(Beginning of Exercise materials)

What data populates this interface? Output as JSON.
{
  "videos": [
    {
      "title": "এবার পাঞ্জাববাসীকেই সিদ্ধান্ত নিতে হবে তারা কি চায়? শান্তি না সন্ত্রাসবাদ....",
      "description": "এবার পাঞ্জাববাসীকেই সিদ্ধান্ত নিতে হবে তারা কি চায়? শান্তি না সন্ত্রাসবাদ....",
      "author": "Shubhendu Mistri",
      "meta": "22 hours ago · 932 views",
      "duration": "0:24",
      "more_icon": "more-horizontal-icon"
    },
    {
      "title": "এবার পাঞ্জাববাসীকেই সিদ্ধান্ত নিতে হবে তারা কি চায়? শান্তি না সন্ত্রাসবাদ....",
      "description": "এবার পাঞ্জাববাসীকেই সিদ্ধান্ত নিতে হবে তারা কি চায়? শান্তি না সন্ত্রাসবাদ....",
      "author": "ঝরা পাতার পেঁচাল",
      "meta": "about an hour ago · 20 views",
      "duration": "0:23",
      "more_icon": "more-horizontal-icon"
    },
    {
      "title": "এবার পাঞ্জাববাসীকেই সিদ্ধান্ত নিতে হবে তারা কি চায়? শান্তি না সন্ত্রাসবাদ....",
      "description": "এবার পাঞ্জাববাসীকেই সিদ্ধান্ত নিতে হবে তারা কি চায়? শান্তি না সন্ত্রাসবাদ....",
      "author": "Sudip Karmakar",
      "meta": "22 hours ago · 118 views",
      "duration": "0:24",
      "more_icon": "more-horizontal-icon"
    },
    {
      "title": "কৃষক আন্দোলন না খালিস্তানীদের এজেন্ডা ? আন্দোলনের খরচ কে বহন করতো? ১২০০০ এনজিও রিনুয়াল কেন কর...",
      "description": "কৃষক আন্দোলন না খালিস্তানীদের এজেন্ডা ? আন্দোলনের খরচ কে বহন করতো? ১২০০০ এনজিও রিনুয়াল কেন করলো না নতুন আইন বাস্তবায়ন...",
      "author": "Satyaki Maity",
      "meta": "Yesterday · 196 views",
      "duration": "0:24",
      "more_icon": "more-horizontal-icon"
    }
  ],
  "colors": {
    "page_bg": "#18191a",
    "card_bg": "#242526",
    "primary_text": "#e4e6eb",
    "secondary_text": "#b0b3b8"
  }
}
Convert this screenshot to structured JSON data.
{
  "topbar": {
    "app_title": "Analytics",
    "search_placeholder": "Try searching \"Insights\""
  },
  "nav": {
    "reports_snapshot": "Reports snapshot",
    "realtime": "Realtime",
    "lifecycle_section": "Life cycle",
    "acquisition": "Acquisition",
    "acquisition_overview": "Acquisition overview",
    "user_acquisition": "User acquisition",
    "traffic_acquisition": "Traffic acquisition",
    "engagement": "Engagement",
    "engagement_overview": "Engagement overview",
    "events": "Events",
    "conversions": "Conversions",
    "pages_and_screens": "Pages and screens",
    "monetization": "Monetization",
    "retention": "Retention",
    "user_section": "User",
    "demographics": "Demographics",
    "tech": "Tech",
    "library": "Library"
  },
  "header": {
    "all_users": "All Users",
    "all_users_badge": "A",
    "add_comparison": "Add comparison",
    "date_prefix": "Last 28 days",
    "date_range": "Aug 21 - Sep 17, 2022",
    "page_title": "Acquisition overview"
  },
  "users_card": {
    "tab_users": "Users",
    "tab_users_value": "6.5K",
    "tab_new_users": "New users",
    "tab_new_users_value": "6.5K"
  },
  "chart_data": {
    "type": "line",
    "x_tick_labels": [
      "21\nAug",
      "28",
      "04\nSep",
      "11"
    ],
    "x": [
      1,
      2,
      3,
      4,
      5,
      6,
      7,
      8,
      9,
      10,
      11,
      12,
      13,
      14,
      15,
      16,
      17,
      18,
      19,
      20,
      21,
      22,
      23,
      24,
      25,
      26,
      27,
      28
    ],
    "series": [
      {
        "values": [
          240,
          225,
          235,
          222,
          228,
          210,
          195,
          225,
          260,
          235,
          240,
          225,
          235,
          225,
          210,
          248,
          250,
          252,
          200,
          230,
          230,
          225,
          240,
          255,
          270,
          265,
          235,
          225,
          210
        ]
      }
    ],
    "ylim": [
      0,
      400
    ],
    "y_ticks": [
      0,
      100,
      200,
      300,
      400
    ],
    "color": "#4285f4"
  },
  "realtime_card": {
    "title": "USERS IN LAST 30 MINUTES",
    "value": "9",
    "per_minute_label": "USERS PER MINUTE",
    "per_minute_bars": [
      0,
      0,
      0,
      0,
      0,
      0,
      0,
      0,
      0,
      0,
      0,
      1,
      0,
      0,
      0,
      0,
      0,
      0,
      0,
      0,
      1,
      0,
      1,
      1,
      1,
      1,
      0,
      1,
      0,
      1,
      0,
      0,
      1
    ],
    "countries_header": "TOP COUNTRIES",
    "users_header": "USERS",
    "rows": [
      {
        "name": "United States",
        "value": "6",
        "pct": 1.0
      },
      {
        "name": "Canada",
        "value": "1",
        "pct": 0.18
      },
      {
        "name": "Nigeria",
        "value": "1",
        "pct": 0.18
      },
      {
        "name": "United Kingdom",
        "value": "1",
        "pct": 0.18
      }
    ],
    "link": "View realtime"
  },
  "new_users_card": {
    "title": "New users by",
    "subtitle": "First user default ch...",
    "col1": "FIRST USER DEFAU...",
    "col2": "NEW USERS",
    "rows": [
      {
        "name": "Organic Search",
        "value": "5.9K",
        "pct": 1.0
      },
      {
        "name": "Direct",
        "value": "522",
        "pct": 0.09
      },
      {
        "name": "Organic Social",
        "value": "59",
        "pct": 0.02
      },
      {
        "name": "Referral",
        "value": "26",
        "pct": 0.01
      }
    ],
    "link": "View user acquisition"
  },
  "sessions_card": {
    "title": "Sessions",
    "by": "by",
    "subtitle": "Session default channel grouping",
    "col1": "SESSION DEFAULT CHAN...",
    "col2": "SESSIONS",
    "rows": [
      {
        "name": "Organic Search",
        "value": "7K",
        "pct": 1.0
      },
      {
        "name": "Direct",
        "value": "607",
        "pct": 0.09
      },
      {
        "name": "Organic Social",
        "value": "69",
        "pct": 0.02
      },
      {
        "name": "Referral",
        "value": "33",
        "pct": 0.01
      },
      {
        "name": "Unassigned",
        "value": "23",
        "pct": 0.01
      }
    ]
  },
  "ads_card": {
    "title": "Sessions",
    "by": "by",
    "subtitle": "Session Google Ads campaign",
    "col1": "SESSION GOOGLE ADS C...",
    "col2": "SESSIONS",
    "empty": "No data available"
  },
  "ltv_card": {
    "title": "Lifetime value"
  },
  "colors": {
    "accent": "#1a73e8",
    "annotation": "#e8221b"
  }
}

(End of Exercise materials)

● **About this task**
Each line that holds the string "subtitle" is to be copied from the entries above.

● **Solution**
    "subtitle": "First user default ch...",
    "subtitle": "Session default channel grouping",
    "subtitle": "Session Google Ads campaign",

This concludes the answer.